It can't be said often enough: Proactively change the batteries in smoke and carbon monoxide alarms. Don't wait until you hear the chirping signal. Set a yearly reminder, such as on your birthday. Also, test the devices monthly as they can wear out over time....

When the Tubbs Fire swept through their neighborhood in Santa Rosa, California, in October 2017, there was little time for Richard Grundy and Jamei Haswell to think about how all the smoke they were inhaling was impacting their health.

Trees already were burning when they pulled out of their driveway. Flames were consuming neighboring houses, ultimately destroying theirs as well. The...
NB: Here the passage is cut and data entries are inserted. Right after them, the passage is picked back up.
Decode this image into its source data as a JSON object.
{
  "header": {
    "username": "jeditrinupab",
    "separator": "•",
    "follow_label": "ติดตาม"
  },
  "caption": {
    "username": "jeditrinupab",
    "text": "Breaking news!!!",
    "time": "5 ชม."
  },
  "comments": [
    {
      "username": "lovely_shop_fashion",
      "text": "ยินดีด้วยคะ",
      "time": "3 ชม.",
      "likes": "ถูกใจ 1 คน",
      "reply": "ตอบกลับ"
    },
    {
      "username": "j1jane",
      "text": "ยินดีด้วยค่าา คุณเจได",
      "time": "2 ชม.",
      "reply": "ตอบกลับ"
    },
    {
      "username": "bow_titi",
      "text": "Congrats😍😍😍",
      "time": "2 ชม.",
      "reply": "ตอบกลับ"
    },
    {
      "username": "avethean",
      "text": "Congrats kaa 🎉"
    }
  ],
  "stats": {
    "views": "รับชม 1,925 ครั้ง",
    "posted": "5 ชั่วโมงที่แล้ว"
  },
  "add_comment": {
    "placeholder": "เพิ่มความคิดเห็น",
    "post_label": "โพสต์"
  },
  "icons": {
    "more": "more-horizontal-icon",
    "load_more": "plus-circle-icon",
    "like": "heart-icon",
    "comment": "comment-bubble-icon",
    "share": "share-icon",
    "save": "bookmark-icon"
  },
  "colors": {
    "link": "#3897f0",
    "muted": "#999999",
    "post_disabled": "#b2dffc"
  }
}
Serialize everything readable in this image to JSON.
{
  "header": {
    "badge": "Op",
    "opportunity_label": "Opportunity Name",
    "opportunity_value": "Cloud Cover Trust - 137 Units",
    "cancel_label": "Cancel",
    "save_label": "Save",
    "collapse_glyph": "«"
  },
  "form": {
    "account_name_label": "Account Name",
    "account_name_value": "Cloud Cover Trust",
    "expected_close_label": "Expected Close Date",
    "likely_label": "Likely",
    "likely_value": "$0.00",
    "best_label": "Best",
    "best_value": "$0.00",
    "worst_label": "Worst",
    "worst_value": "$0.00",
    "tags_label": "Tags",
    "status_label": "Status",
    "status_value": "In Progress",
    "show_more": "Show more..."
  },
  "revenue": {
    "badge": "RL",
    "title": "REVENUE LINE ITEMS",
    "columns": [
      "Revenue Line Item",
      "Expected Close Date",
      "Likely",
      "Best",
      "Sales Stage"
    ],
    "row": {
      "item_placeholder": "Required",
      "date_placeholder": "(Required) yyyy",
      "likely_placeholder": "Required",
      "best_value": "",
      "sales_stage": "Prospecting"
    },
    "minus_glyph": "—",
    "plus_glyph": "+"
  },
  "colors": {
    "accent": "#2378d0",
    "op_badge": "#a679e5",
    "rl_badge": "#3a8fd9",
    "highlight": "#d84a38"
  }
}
A vape pen exploded in the face of 17-year-old Nevada boy, breaking his jaw and requiring multiple surgeries to repair the damage, according to a case report in the latest New England Journal of Medicine.

The 2018 incident highlights a little-known danger of e-cigarettes -- the devices can unexpectedly blow up, causing burns and severe facial damage.
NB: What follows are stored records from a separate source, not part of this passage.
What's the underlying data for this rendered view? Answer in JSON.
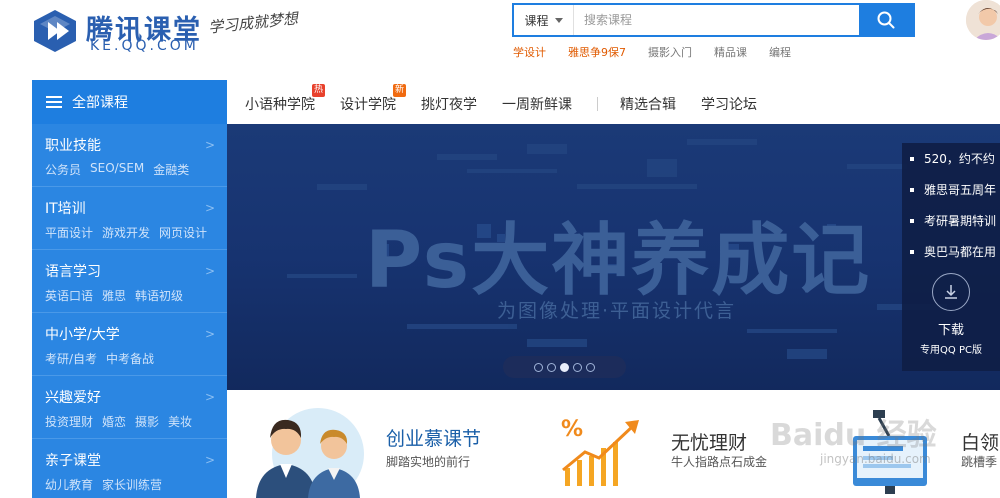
{
  "header": {
    "logo_cn": "腾讯课堂",
    "logo_en": "KE.QQ.COM",
    "slogan": "学习成就梦想"
  },
  "search": {
    "type_label": "课程",
    "placeholder": "搜索课程",
    "hotwords": [
      {
        "label": "学设计",
        "hot": true
      },
      {
        "label": "雅思争9保7",
        "hot": true
      },
      {
        "label": "摄影入门",
        "hot": false
      },
      {
        "label": "精品课",
        "hot": false
      },
      {
        "label": "编程",
        "hot": false
      }
    ]
  },
  "category_header": "全部课程",
  "topnav": {
    "items": [
      "小语种学院",
      "设计学院",
      "挑灯夜学",
      "一周新鲜课",
      "精选合辑",
      "学习论坛"
    ],
    "tags": {
      "hot": "热",
      "new": "新"
    }
  },
  "categories": [
    {
      "title": "职业技能",
      "subs": [
        "公务员",
        "SEO/SEM",
        "金融类"
      ]
    },
    {
      "title": "IT培训",
      "subs": [
        "平面设计",
        "游戏开发",
        "网页设计"
      ]
    },
    {
      "title": "语言学习",
      "subs": [
        "英语口语",
        "雅思",
        "韩语初级"
      ]
    },
    {
      "title": "中小学/大学",
      "subs": [
        "考研/自考",
        "中考备战"
      ]
    },
    {
      "title": "兴趣爱好",
      "subs": [
        "投资理财",
        "婚恋",
        "摄影",
        "美妆"
      ]
    },
    {
      "title": "亲子课堂",
      "subs": [
        "幼儿教育",
        "家长训练营"
      ]
    }
  ],
  "banner": {
    "title": "Ps大神养成记",
    "subtitle": "为图像处理·平面设计代言",
    "dots": 5,
    "active_dot": 3
  },
  "news": [
    "520，约不约",
    "雅思哥五周年",
    "考研暑期特训",
    "奥巴马都在用"
  ],
  "download": {
    "label": "下载",
    "sub": "专用QQ PC版"
  },
  "promos": [
    {
      "title": "创业慕课节",
      "sub": "脚踏实地的前行"
    },
    {
      "title": "无忧理财",
      "sub": "牛人指路点石成金"
    },
    {
      "title": "白领",
      "sub": "跳槽季"
    }
  ],
  "watermark": {
    "brand": "Baidu 经验",
    "url": "jingyan.baidu.com"
  },
  "colors": {
    "brand_blue": "#1e7ee0",
    "sidebar_blue": "#2b86e2",
    "hot_orange": "#e05a00",
    "banner_bg": "#173370"
  }
}
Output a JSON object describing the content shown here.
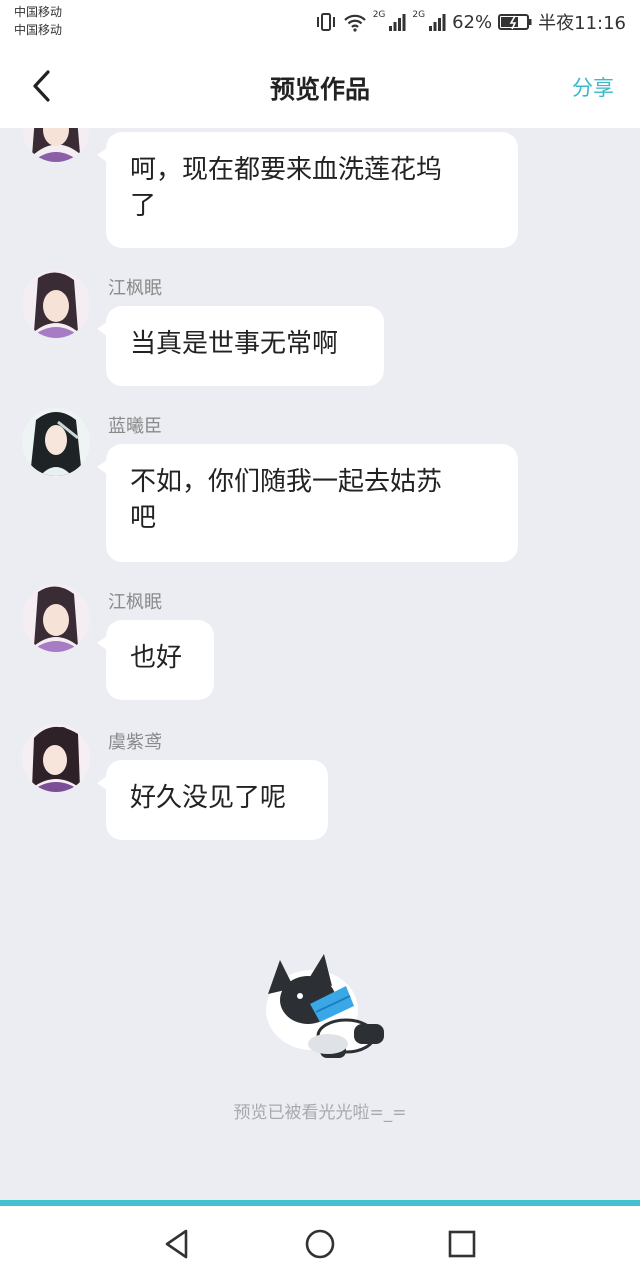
{
  "status_bar": {
    "carrier_1": "中国移动",
    "carrier_2": "中国移动",
    "net_1": "2G",
    "net_2": "2G",
    "battery": "62%",
    "time": "半夜11:16"
  },
  "header": {
    "title": "预览作品",
    "share": "分享"
  },
  "messages": [
    {
      "sender": "",
      "text": "呵，现在都要来血洗莲花坞了",
      "line1": "呵，现在都要来血洗莲花坞",
      "line2": "了"
    },
    {
      "sender": "江枫眠",
      "text": "当真是世事无常啊"
    },
    {
      "sender": "蓝曦臣",
      "text": "不如，你们随我一起去姑苏吧",
      "line1": "不如，你们随我一起去姑苏",
      "line2": "吧"
    },
    {
      "sender": "江枫眠",
      "text": "也好"
    },
    {
      "sender": "虞紫鸢",
      "text": "好久没见了呢"
    }
  ],
  "footer_note": "预览已被看光光啦=_=",
  "colors": {
    "accent": "#3bb8c9",
    "nav_line": "#42c1cf",
    "background": "#ebedf2"
  },
  "icons": [
    "vibrate-icon",
    "wifi-icon",
    "signal-icon",
    "battery-icon",
    "back-arrow-icon",
    "nav-back-icon",
    "nav-home-icon",
    "nav-recents-icon"
  ]
}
"He was [using] t...

Recent forest fires in the western United States have put a spotlight on a fire-management approach called controlled burning. Health researchers are weighing in, too, saying controlled burns pose less of an air pollution risk to children than wildfires.

Controlled, or prescribed, burns are done to reduce levels of material that can feed wildfires.
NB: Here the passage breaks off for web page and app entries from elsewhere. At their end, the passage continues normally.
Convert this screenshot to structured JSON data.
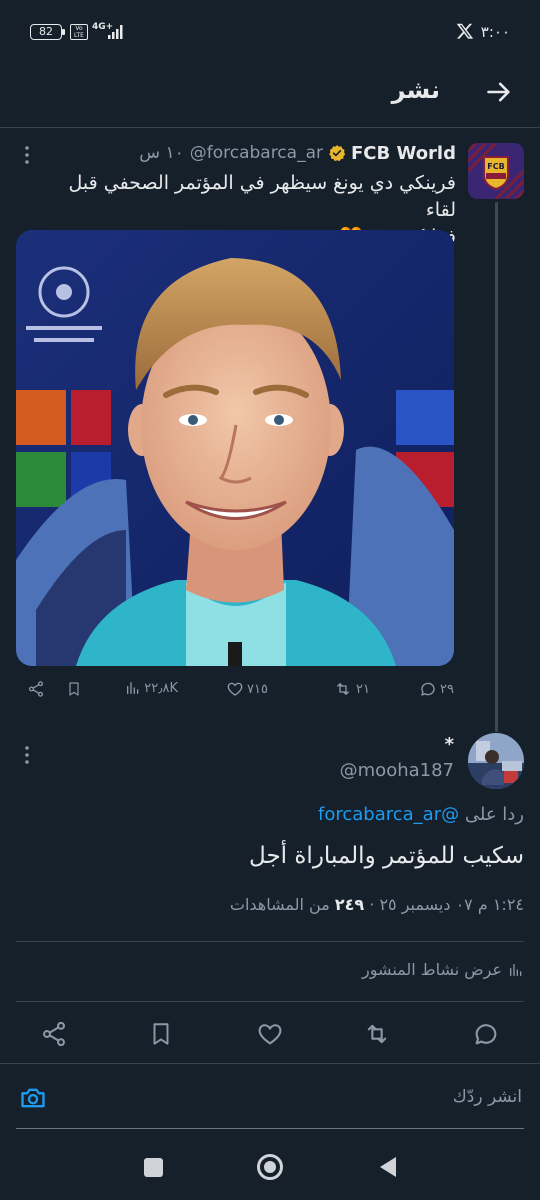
{
  "status_bar": {
    "battery": "82",
    "volte": "Vo LTE",
    "network": "4G+",
    "clock": "٣:٠٠",
    "app_icon": "x-logo-icon"
  },
  "header": {
    "title": "نشر",
    "back_icon": "arrow-right-icon"
  },
  "tweet": {
    "author_name": "FCB World",
    "author_handle": "@forcabarca_ar",
    "time": "١٠ س",
    "avatar_text": "FCB",
    "text_line1": "فرينكي دي يونغ سيظهر في المؤتمر الصحفي قبل لقاء",
    "text_line2": "فرانكفورت 🧡",
    "stats": {
      "replies": "٢٩",
      "retweets": "٢١",
      "likes": "٧١٥",
      "views": "٢٢٫٨K"
    }
  },
  "reply": {
    "display_name": "*",
    "handle": "@mooha187",
    "replying_to_label": "ردا على",
    "replying_to_handle": "@forcabarca_ar",
    "text": "سكيب للمؤتمر والمباراة أجل",
    "timestamp": "١:٢٤ م ٠٧ ديسمبر ٢٥ ·",
    "views_count": "٢٤٩",
    "views_label": "من المشاهدات",
    "activity_label": "عرض نشاط المنشور"
  },
  "compose": {
    "placeholder": "انشر ردّك"
  },
  "colors": {
    "background": "#15202b",
    "accent": "#1d9bf0",
    "verified": "#e8b62c",
    "muted": "#8b98a5"
  }
}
"We know that there's som...

When it comes to your home, safety first is a good rule to follow. And there are many steps you can take to limit home accidents.

Making sure you have proper smoke and carbon monoxide detectors is at the top of the list.

On a daily basis, your hands can face many hazards around the house. In the kitchen, keep knives sharp -- the extra effort needed to use a dull knife can ...

Glass-fronted gas fireplaces can pose a serious risk to young children, an emergency room physician warns.

Dr. Michael Gittelman, from Cincinnati Children's Hospital Medical Center, cited the case of a 3-year-old boy whose hand was badly burned when he touched the glass door of the family's gas fireplace.

"Young children, like the boy in my emergency room, are at particular ...

A horrific 2011 Christmas Day fire killed five people, including three young sisters, in their Stamford, Conn., home.

The tragedy -- blamed on improper disposal of fireplace ashes -- is a reminder that fire safety is one of the best Christmas gifts you can give your family.

"Practicing winter holiday safety is extremely important," said Robert Emmons, campus safety manager a...

When wildfires strike, minority communities are especially vulnerable, a new study finds.

"A general perception is that communities most affected by wildfires are affluent people living in rural and suburban communities near forested areas," said study lead author Ian Davies.

"But there are actually millions of people who live in areas that have a high wildfire potential and...

If you insist on dressing your pet in a costume for Halloween, Fido will thank you for doing so in a safe and comfortable way, veterinarians suggest.

"Make sure costumes are the appropriate size and fit for the pet. A costume that is too tight will be constricting and uncomfortable, and a costume that is too loose may rub and cause skin irritation; in either case, the pet may have dif...

Young children are more likely to be awakened by a smoke alarm that uses their mother's voice than one with a typical high-pitched alarm, a new study finds.

The mother's voice alarm also resulted in much quicker escape times.

"Children are remarkably resistant to awakening by sound when asleep," explained study co-author Dr. Mark Splaingard, director of the Sleep Disorders C...

Hurricane Michael, now a powerful category 4 storm, is expected to make landfall in northern Florida Wednesday.

And as with every such storm, power outages will occur, along with the risk of deadly carbon monoxide (CO) poisoning from gas-powered generators.

"Unfortunately, poison control centers continue to see surges in generator-associated carbon monoxide poisonings durin...

You might not think much about it when turning on a light in your home, but faulty wiring and electrical products can lead to fire, injury and even death.

That's why it's important to check for and fix potential problems before they happen.

The U.S. Consumer Product Safety Commission suggests taking time to go room-by-room every six months. Start with your light fixtures: Ma...